Elon Musk Says Tesla Could Have Full Autonomy by the End of 2020
To most of us, the whole self-driving car thing is rather new.* win this 1100hp ...
To most of us, the whole self-driving car thing is rather new.
We would probably wager that a good portion of the population doesn’t know that there are self-driving cars at all. Even those who do might not realize that these “self-driving” cars can’t legally be entirely autonomous. In other words, humans need to supervise this self-driving activity for it to be legal.
While the autonomous features have shown that they can promote traffic safety, they still aren’t perfect. Whenever there is an issue with a Tesla crashing, it is well-publicized. While these issues aren’t quite as frequent as they seem to be because of the constant reporting, they still exist in some capacity. Because of this, legislation has deemed fully autonomous vehicles illegal in pretty much most of the established world.
So, when can we expect this tech to come around full circle?
In a pre-recorded video played at the World AI Conference in Shanghai, Musk spoke to the timing on when we can expect cars to become fully self-driving.
Musk says, “I think at Tesla, we are very close to level five autonomy,” he continues, “I think I remain confident we will have the basic functionality for level five autonomy complete this year.” He also relays that he thinks “There are no fundamental challenges remaining for level five autonomy.”
On the contrary, he does admit that there are “Many small problems.”
It seems like he’s more worried about the “Longtail” of the problems, meaning that it shouldn’t be too hard to implement but odd issues could pop up down the road at some point.
In other words, it seems like technology is basically there.

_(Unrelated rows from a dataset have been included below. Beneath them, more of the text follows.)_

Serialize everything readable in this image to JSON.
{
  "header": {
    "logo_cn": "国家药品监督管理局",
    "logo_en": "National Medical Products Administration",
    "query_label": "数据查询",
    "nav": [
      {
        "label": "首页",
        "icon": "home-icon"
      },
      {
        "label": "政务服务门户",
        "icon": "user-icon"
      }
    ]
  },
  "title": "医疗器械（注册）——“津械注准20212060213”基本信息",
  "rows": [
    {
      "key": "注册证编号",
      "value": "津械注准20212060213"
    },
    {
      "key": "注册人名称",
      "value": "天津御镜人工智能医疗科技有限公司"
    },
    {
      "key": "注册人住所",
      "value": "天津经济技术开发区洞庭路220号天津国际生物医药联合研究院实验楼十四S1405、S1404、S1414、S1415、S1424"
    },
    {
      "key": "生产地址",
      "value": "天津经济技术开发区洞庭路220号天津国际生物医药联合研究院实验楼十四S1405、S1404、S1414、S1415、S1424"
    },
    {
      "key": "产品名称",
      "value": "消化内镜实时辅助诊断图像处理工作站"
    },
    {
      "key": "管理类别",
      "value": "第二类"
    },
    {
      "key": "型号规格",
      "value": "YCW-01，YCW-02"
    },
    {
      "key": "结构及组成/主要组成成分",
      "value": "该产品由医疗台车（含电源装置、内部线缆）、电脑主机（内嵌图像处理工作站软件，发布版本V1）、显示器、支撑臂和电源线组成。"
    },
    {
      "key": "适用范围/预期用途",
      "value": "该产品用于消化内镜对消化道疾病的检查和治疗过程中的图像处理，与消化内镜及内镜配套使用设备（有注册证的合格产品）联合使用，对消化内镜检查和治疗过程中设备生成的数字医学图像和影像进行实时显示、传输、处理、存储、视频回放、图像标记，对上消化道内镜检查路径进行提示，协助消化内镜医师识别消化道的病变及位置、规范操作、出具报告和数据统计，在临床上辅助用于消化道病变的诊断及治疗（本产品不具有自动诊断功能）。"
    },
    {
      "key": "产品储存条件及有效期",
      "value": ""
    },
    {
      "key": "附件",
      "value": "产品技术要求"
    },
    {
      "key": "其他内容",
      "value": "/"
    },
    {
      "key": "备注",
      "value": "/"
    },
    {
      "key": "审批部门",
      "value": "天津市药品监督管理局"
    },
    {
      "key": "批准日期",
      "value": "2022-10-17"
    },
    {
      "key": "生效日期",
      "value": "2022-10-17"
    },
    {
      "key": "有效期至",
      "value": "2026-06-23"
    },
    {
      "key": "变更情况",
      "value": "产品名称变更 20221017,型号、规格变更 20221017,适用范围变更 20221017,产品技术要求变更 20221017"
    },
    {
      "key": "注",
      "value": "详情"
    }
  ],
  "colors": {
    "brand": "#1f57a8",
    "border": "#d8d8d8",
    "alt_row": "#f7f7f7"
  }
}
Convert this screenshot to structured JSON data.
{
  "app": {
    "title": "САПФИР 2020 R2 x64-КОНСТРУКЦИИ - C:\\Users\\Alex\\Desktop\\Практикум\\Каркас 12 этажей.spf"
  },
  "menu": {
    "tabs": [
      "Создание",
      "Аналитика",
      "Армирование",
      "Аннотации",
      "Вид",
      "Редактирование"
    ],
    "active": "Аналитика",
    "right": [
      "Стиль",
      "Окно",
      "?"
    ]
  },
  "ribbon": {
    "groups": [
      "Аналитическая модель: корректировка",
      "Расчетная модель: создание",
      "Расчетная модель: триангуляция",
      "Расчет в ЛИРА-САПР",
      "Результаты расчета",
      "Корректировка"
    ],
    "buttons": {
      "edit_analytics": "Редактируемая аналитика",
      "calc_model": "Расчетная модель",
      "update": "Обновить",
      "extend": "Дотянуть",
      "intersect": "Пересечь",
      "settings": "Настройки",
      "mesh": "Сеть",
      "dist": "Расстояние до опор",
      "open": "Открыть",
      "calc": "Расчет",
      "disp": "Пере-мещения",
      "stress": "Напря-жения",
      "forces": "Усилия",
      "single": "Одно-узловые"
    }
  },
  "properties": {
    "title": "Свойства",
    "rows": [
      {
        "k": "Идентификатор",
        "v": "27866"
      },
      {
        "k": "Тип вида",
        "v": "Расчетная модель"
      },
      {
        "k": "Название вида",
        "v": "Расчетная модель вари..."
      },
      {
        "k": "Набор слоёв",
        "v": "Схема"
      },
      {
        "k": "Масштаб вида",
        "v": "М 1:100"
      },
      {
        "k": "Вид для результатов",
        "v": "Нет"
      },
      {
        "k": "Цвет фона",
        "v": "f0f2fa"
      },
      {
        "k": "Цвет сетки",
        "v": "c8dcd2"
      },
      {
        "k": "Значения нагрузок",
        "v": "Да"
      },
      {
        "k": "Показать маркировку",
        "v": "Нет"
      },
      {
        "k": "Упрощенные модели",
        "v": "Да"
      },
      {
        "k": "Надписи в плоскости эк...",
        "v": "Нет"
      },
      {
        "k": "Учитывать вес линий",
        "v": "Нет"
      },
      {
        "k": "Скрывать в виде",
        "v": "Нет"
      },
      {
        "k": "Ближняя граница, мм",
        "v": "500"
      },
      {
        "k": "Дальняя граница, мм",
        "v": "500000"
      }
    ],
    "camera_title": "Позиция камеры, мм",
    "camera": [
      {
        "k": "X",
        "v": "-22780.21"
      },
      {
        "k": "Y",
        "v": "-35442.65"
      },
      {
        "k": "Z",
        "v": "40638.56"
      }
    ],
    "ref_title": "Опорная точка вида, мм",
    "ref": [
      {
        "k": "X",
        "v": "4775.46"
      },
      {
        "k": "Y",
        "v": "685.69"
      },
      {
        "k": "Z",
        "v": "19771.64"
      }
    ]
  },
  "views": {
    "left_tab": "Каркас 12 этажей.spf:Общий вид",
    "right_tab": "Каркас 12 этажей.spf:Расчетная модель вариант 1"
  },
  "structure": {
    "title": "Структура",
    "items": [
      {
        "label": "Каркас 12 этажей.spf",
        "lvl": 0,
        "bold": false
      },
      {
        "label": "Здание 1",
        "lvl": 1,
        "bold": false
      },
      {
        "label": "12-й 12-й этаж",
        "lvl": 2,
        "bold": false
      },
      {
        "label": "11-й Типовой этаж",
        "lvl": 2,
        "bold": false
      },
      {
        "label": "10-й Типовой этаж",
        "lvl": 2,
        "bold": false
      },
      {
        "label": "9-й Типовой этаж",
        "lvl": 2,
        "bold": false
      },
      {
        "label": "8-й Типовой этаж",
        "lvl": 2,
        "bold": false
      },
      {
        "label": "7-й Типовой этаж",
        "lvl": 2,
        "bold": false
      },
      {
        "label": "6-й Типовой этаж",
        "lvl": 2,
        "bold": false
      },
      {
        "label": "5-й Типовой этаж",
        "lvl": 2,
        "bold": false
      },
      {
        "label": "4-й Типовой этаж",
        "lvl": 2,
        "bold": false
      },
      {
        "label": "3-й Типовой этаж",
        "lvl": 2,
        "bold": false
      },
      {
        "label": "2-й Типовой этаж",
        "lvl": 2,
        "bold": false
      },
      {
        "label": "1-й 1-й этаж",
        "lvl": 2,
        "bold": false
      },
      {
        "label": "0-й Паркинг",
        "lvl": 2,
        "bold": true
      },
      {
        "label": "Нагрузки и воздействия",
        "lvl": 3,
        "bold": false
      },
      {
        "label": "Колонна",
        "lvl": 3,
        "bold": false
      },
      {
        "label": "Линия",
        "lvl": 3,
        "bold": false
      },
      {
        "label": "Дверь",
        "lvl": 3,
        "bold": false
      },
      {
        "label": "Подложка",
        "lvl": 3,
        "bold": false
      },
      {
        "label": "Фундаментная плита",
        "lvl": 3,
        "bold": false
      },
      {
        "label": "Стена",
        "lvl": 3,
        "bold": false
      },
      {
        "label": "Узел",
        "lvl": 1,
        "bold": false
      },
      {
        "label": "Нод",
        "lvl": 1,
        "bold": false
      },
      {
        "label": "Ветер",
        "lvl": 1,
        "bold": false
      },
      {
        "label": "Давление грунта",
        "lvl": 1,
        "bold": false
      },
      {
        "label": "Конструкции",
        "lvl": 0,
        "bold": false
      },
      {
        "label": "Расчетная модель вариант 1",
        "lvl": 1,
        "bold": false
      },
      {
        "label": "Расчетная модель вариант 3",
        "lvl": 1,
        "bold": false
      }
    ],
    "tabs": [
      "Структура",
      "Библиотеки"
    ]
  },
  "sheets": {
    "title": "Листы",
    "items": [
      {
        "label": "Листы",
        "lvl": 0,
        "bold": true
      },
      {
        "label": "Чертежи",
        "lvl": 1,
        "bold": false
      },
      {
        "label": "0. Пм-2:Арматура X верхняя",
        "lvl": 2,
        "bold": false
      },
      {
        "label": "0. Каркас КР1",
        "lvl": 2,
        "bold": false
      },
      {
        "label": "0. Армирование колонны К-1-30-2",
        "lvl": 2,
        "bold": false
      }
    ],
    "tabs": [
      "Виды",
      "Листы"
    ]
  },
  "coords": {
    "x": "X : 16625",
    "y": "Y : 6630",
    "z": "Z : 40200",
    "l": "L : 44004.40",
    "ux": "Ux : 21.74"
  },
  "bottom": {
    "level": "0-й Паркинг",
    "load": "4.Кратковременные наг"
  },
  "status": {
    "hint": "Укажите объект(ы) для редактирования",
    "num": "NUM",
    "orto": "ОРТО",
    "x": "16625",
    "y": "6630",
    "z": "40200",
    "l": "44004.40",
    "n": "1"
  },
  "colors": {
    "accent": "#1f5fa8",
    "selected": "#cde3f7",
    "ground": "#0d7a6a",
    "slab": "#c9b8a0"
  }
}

We would be left to infer that the framework is ready to roll but it’s going to take lots of real-world data to fully iron out the system to the point where it’s safe enough for full autonomy to be deemed entirely legal.